- Many people see Susanna Rowson’s book, “Charlotte Temple”, as a comment on the need for youth to listen to their elders. However, the theme is far more complicated than this as it shows that the advice itself is flawed. As the characters travel from England to America, the inherent problems of the advice appears. It is here that Montraville father’s advice which is assuming similar experiences leads to lifelong misery. Charlotte the most obvious proof that ignoring your parents advice leads to trouble suffer far greater consequences because of the reversibility of that very same advice....   [tags: Marriage, Mother, Family, Parent]

Strong Essays
1174 words (3.4 pages)

Sentimentalism in "Charlotte Temple" Essay

- Many might argue that sentimentalism is an act of weakness or that it’s an emotion that should only be expressed by the female sex. However, that is not true; the act of sentimentalism actually helps to prove the moral quality of a character or person. This is eminent in the story Charlotte Temple by Susanna Rowson in which the reader comes across many characters being sensible or acting sentimentally towards others. In the story Charlotte Temple, sentimentality is practiced amongst those characters that are benevolent; benevolent meaning a person that expresses good will, generosity, and that has the desire to help others in other words charitable....   [tags: Literature]

Strong Essays
901 words (2.6 pages)

Charlotte Bronte's Jane Eyre - Confronting Repression, Achieving Progression

- Jane Eyre: Confronting Repression, Achieving Progression Jane Eyre tells the story of a woman progressing on the path of acceptance. Throughout her journey, Jane encounters many obstacles to her intelligence. Male dominance proves to be the biggest obstruction at each stop of Jane's journey: Gateshead Hall, Lowood Institution, Thornfield Manor, Moor House, and Ferndean Manor. As she grows, though, Jane slowly learns how to understand and control repression. Jane's journey begins at Gateshead Hall....   [tags: Jane Eyre Essays]

Free Essays
951 words (2.7 pages)

Charlotte Temple Essay

- The Tabloid of the Century (1800’s -1900’s) 	 The general reason I think Charlotte Temple stayed on the best seller list for so many years is because the subjects that were discussed in the book were taboo in that day and time. 	 Montraville was a soldier in the army who was about twenty three years old, and Charlotte was only fifteen. He was much older than Charlotte. Montraville influenced her in evil ways; he impressed her with his knowledge of love and the world by writing her a letter and giving it to her personally ....   [tags: essays research papers]
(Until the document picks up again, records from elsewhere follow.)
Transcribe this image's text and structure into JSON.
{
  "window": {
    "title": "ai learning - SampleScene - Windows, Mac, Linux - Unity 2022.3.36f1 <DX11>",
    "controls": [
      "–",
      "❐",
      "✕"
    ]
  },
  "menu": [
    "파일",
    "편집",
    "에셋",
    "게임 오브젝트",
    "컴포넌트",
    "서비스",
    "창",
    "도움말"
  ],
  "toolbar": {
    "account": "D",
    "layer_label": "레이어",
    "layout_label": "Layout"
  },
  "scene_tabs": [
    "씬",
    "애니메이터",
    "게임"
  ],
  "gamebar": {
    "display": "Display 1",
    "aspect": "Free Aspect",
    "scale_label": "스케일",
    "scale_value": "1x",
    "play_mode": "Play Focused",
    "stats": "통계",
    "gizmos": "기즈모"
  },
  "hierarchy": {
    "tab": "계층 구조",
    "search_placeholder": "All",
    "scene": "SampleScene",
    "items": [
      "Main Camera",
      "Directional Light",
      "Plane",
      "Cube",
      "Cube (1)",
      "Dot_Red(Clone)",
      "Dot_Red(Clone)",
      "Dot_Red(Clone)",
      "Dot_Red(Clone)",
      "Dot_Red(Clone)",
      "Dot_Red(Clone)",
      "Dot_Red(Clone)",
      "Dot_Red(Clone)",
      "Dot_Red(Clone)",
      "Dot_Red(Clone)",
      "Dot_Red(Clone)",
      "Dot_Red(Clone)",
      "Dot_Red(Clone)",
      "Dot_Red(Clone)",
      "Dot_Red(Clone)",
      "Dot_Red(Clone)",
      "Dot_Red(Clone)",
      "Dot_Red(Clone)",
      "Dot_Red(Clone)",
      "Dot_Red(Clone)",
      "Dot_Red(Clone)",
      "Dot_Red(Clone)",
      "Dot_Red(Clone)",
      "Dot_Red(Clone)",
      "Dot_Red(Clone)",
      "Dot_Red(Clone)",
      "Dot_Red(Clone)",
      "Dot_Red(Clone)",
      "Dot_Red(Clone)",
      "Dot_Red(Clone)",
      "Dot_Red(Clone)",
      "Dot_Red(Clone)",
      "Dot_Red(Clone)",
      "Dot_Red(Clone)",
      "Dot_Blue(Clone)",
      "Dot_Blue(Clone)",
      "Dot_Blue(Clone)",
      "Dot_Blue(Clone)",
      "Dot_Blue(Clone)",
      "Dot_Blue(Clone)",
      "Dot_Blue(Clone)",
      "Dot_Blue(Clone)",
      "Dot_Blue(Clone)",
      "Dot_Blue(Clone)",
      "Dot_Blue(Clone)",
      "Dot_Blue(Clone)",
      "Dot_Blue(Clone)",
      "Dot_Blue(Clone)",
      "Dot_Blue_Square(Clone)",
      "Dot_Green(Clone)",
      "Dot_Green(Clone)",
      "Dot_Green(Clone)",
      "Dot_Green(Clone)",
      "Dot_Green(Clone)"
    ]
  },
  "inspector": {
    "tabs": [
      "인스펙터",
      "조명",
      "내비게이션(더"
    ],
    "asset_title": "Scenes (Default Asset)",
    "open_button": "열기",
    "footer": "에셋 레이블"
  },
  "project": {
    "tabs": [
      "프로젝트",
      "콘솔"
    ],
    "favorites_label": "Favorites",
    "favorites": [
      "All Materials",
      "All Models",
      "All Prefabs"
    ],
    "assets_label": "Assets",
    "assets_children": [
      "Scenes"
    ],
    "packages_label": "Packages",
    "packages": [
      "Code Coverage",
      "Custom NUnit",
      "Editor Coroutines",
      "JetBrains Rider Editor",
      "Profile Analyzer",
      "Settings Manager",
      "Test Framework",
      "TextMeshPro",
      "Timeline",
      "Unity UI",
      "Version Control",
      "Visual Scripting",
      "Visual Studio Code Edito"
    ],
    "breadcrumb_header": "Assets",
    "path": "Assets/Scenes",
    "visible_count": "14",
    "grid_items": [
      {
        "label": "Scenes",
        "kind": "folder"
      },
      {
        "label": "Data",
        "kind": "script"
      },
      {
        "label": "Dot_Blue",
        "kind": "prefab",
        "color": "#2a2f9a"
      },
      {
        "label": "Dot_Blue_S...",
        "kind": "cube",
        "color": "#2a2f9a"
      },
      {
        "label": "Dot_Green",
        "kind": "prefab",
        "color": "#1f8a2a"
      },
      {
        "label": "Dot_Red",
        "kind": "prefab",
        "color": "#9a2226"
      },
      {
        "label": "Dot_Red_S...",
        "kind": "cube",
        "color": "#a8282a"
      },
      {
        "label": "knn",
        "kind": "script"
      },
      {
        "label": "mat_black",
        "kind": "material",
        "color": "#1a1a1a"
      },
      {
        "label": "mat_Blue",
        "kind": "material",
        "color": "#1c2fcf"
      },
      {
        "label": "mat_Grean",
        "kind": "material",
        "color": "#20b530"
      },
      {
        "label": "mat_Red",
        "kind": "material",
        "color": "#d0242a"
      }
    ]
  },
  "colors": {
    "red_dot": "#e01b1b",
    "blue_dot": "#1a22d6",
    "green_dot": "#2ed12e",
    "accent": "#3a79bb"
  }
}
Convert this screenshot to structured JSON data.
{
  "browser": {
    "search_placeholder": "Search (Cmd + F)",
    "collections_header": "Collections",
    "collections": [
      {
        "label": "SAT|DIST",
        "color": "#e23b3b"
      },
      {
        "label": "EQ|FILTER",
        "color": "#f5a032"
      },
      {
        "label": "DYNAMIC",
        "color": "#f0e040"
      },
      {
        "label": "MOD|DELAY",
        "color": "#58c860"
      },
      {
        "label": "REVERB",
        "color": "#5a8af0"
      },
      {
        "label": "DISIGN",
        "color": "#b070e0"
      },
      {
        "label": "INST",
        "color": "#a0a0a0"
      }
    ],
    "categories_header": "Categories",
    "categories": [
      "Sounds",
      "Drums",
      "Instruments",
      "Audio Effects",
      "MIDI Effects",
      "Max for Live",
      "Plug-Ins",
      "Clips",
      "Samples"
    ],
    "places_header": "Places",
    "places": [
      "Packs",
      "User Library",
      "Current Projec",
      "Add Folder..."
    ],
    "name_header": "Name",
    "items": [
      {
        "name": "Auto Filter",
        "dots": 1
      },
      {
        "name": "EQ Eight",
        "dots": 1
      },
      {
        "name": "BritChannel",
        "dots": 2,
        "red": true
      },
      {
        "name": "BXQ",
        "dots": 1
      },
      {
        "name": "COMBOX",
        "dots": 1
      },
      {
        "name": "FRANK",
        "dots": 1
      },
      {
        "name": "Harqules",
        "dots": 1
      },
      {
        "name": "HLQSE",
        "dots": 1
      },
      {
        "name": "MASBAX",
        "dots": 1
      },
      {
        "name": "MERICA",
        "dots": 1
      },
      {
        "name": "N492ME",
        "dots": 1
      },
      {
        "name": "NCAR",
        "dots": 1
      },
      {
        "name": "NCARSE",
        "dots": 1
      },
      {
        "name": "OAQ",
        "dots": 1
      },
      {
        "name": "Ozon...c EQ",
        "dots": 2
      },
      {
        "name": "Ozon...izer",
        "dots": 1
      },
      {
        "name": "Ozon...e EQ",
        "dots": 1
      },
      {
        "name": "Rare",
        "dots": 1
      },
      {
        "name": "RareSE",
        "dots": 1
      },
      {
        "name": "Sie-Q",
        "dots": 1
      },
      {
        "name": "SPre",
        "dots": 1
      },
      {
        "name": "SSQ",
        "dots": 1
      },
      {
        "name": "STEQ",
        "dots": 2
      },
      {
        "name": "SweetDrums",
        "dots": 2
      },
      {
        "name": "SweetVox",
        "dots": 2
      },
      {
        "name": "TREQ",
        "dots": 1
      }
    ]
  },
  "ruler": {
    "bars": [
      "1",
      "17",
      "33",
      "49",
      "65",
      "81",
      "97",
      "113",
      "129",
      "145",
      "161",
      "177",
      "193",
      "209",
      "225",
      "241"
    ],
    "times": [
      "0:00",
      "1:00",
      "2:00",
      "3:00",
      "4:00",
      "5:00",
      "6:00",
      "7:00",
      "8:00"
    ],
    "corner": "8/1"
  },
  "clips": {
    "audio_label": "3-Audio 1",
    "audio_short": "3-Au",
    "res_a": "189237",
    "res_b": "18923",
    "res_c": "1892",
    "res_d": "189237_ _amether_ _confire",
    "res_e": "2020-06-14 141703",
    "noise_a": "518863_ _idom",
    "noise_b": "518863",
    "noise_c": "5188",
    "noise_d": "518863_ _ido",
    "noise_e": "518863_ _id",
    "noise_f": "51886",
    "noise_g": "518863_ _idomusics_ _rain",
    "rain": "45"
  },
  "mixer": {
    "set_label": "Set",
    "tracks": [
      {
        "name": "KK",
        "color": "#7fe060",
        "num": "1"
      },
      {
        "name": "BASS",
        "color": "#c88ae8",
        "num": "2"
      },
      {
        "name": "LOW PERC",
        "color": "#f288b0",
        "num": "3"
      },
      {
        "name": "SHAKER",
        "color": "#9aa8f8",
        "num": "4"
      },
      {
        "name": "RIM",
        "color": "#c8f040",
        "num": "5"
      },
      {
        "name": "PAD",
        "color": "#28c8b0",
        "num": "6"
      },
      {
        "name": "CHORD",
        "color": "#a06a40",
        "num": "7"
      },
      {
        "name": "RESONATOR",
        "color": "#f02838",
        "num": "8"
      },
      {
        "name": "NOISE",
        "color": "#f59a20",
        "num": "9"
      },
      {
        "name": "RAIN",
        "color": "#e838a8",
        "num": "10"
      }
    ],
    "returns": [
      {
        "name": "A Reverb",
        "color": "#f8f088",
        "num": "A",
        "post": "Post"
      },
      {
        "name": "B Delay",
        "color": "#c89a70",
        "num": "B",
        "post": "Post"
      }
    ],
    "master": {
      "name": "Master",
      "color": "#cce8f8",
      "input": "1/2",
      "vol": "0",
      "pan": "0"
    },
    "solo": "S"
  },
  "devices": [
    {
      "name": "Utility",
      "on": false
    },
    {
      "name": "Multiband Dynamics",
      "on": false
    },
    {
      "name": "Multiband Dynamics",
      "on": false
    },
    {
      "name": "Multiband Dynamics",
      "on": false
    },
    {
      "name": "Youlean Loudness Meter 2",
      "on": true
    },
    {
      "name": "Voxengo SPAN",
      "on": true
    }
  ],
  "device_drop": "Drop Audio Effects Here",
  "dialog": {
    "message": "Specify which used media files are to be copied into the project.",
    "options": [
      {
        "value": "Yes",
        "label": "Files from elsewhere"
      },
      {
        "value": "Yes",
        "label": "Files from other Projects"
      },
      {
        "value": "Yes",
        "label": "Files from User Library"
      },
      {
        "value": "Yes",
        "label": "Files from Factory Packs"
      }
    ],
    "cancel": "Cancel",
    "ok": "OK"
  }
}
Free Essays
1455 words (4.2 pages)

Independence and Love in Jane Eyre by Charlotte Bronte Essay

- Independence and Love in Jane Eyre by Charlotte Bronte Throughout Jane Eyre, Jane searches for a way to express herself as an independent person who needs help from no one, yet she also wishes to have the love and companionship of others. Often times, Jane finds that she can have independence but no one to share her life with, or she can have the love of another at the loss of her independence....   [tags: Charlotte Bronte Jane Eyre]

Free Essays
1336 words (3.8 pages)